Copy the lines verbatim, beginning with the line that contains "What's the underlying" and continuing through the end of the data, and only those lines.
Data START
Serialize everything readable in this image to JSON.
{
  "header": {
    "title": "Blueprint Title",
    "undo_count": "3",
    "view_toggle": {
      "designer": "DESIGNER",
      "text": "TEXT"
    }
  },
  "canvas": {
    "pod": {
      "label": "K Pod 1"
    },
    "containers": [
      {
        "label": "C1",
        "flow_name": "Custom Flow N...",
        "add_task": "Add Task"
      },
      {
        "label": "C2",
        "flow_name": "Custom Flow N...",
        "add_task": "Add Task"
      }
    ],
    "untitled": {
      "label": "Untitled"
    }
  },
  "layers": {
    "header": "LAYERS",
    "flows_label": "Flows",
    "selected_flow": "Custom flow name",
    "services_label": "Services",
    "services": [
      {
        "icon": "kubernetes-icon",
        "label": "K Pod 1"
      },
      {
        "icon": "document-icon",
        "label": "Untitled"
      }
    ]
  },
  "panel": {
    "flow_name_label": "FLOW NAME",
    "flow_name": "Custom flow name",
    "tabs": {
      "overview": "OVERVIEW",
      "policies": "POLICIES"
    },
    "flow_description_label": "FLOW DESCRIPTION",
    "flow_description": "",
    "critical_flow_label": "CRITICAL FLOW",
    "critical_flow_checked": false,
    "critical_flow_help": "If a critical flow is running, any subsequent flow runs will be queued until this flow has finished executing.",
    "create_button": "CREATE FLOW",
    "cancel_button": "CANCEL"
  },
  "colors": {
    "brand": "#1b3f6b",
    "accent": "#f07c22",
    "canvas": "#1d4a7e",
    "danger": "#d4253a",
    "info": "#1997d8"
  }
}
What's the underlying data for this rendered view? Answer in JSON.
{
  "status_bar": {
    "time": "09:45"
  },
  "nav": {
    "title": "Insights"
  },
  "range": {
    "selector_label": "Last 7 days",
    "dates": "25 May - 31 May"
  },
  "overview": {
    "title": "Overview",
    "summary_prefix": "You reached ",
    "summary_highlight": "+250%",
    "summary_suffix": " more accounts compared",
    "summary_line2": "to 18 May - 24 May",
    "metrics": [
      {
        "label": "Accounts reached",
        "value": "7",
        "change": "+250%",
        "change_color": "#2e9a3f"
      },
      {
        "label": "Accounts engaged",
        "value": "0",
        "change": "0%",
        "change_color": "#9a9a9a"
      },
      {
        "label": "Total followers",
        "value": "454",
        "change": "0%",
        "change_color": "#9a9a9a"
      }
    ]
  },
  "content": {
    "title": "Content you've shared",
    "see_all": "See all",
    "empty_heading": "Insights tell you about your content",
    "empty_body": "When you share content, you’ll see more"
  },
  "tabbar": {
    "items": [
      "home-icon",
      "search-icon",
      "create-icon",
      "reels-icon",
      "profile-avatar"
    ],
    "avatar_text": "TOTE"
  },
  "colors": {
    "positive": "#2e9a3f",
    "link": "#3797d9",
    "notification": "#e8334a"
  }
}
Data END
• Result below:
What's the underlying data for this rendered view? Answer in JSON.
{
  "status_bar": {
    "time": "09:45"
  },
  "nav": {
    "title": "Insights"
  },
  "range": {
    "selector_label": "Last 7 days",
    "dates": "25 May - 31 May"
  },
  "overview": {
    "title": "Overview",
    "summary_prefix": "You reached ",
    "summary_highlight": "+250%",
    "summary_suffix": " more accounts compared",
    "summary_line2": "to 18 May - 24 May",
    "metrics": [
      {
        "label": "Accounts reached",
        "value": "7",
        "change": "+250%",
        "change_color": "#2e9a3f"
      },
      {
        "label": "Accounts engaged",
        "value": "0",
        "change": "0%",
        "change_color": "#9a9a9a"
      },
      {
        "label": "Total followers",
        "value": "454",
        "change": "0%",
        "change_color": "#9a9a9a"
      }
    ]
  },
  "content": {
    "title": "Content you've shared",
    "see_all": "See all",
    "empty_heading": "Insights tell you about your content",
    "empty_body": "When you share content, you’ll see more"
  },
  "tabbar": {
    "items": [
      "home-icon",
      "search-icon",
      "create-icon",
      "reels-icon",
      "profile-avatar"
    ],
    "avatar_text": "TOTE"
  },
  "colors": {
    "positive": "#2e9a3f",
    "link": "#3797d9",
    "notification": "#e8334a"
  }
}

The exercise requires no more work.